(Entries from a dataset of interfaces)
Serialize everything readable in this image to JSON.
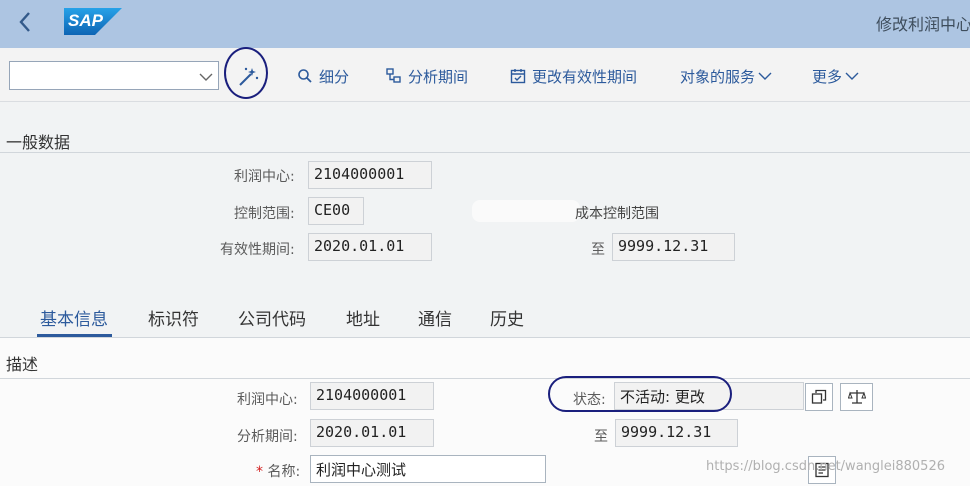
{
  "shell": {
    "title": "修改利润中心",
    "back_icon": "chevron-left-icon",
    "logo_text": "SAP",
    "logo_color": "#1b73c0"
  },
  "toolbar": {
    "command_field_value": "",
    "items": [
      {
        "label": "细分",
        "icon": "magnifier-icon"
      },
      {
        "label": "分析期间",
        "icon": "hierarchy-icon"
      },
      {
        "label": "更改有效性期间",
        "icon": "calendar-icon"
      },
      {
        "label": "对象的服务",
        "icon": "chevron-down-icon"
      },
      {
        "label": "更多",
        "icon": "chevron-down-icon"
      }
    ]
  },
  "general": {
    "title": "一般数据",
    "profit_center_label": "利润中心:",
    "profit_center_value": "2104000001",
    "controlling_area_label": "控制范围:",
    "controlling_area_value": "CE00",
    "controlling_area_desc": "成本控制范围",
    "validity_label": "有效性期间:",
    "validity_from": "2020.01.01",
    "to_label": "至",
    "validity_to": "9999.12.31"
  },
  "tabs": [
    "基本信息",
    "标识符",
    "公司代码",
    "地址",
    "通信",
    "历史"
  ],
  "description": {
    "title": "描述",
    "profit_center_label": "利润中心:",
    "profit_center_value": "2104000001",
    "status_label": "状态:",
    "status_value": "不活动: 更改",
    "analysis_period_label": "分析期间:",
    "analysis_from": "2020.01.01",
    "to_label": "至",
    "analysis_to": "9999.12.31",
    "required_mark": "*",
    "name_label": "名称:",
    "name_value": "利润中心测试"
  },
  "watermark": "https://blog.csdn.net/wanglei880526"
}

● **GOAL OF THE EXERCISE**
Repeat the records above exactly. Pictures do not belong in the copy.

● **RESPONSE TO THE TASK**
Serialize everything readable in this image to JSON.
{
  "shell": {
    "title": "修改利润中心",
    "back_icon": "chevron-left-icon",
    "logo_text": "SAP",
    "logo_color": "#1b73c0"
  },
  "toolbar": {
    "command_field_value": "",
    "items": [
      {
        "label": "细分",
        "icon": "magnifier-icon"
      },
      {
        "label": "分析期间",
        "icon": "hierarchy-icon"
      },
      {
        "label": "更改有效性期间",
        "icon": "calendar-icon"
      },
      {
        "label": "对象的服务",
        "icon": "chevron-down-icon"
      },
      {
        "label": "更多",
        "icon": "chevron-down-icon"
      }
    ]
  },
  "general": {
    "title": "一般数据",
    "profit_center_label": "利润中心:",
    "profit_center_value": "2104000001",
    "controlling_area_label": "控制范围:",
    "controlling_area_value": "CE00",
    "controlling_area_desc": "成本控制范围",
    "validity_label": "有效性期间:",
    "validity_from": "2020.01.01",
    "to_label": "至",
    "validity_to": "9999.12.31"
  },
  "tabs": [
    "基本信息",
    "标识符",
    "公司代码",
    "地址",
    "通信",
    "历史"
  ],
  "description": {
    "title": "描述",
    "profit_center_label": "利润中心:",
    "profit_center_value": "2104000001",
    "status_label": "状态:",
    "status_value": "不活动: 更改",
    "analysis_period_label": "分析期间:",
    "analysis_from": "2020.01.01",
    "to_label": "至",
    "analysis_to": "9999.12.31",
    "required_mark": "*",
    "name_label": "名称:",
    "name_value": "利润中心测试"
  },
  "watermark": "https://blog.csdn.net/wanglei880526"
}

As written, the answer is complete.